Canada's two major railway companies may be reached at the following mailing and Web addresses:
Canadian National Railway Company
935 de la Gauchetière Street West
Canadian Pacific Railway
401 9th Avenue SW
Q29. How do I know when rates will change?
A railway company that proposes to increase a rate in a tariff for the movement of traffic shall publish a notice of the increase at least 20 days before its effective date.
Q30. Who is responsible for publication of a joint rate?
If a joint tariff or rate is agreed on or determined by the Agency, responsibility for publication of the tariff or rate rests with the railway company operating the railway line on which the movement of the traffic originates.
Q31. What if one carrier refuses to move traffic on a continuous route?
No railway company shall, by combination, contract or agreement, express or implied, or by any other means, prevent traffic from being moved on a continuous route from the point of origin to the point of destination. In the event of such an occurrence, a shipper may file a level of service complaint with the Agency.
Q32. How does a person go about filing a formal complaint with the Agency?
An application to the Agency shall be submitted in the form of a letter, facsimile or similar form by the applicant or duly authorized agent or solicitor acting for the applicant.
You may write or fax us your complaint at:
Canadian Transportation Agency
Q33. What information must be included in the application?
The application should contain a clear and concise statement of the facts, the grounds for the application, the section of the Act under which the application is made, and the nature of the relief applied for.
- The application should be endorsed with the full name, address and telephone number of the applicant or the duly authorized agent or solicitor acting for the applicant.
- A copy of the application must be served on the respondent at the time the application is filed with the Agency.
Q34. What are the time frames relative to the processing of an application?
A respondent who intends to oppose an application shall, within 30 days after receiving the application, file with the Agency the respondent's answer to the application, and simultaneously serve a copy of its answer on the applicant.
- The answer shall be endorsed with the full name, address and telephone number of the respondent or the duly authorized agent or solicitor acting for the respondent.
- An applicant may, within 10 days after receiving a copy of an answer, file a reply with the Agency, and simultaneously serve a copy of the reply on the respondent.
- Pleadings in respect of an application shall then close.
- The Agency strives to deal with all of its cases within 120 days. However, the Agency may take more than 120 days to issue a decision due to the complexity or the particular circumstances of a case.
Q35. Is the decision of the Agency binding on the parties?
Yes, the Parliament of Canada has empowered the Agency with all the rights and privileges that are vested in a superior court. Accordingly, the Agency may grant the relief sought, in whole or in part, and has all the powers that the Federal Court has to award costs in any proceeding before it.
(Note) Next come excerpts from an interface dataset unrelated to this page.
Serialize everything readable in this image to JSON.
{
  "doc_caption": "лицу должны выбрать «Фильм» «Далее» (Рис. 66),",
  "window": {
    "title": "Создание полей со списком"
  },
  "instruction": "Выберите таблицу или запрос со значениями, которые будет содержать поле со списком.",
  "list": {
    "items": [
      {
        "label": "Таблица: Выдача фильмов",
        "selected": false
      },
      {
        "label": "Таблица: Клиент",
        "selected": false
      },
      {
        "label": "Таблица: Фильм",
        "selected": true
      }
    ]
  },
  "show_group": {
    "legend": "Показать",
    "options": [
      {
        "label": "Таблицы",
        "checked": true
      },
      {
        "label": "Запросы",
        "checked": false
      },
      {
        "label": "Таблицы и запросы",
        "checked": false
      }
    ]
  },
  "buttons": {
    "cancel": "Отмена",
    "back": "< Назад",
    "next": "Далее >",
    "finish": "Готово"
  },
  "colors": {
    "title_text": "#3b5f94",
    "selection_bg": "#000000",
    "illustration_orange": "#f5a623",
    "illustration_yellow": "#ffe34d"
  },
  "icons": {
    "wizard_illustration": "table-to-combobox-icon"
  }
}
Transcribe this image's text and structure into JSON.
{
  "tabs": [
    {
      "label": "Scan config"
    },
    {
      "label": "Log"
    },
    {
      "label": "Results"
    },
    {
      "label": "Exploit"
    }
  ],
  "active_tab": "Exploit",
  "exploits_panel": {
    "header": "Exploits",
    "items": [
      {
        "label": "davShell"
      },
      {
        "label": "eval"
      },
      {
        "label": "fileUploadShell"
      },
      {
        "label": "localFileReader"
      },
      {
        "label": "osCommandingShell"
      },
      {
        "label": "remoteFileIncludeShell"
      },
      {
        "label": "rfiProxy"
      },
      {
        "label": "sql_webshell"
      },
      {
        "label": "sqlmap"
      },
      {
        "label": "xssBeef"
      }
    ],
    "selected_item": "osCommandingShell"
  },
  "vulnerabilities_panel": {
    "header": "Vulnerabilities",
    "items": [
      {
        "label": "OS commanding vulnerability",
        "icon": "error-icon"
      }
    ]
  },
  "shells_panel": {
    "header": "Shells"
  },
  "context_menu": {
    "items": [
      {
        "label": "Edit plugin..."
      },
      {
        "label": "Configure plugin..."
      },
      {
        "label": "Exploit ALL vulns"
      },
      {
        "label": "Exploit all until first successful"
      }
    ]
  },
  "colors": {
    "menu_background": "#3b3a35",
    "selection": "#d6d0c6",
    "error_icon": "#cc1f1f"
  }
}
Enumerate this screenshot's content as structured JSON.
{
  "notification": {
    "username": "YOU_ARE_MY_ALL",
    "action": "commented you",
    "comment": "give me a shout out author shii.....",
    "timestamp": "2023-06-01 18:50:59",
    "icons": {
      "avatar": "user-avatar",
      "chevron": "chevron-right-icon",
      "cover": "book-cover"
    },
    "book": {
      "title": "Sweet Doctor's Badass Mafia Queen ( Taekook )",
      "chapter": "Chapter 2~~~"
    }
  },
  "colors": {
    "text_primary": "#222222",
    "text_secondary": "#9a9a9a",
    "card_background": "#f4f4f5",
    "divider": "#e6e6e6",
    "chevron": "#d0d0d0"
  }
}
Q36. Where can I find further information or clarification of procedures for filing a rail complaint?
For more detailed information on the complaint process and the Agency's responsibilities regarding rail complaints, please refer to What you need to know.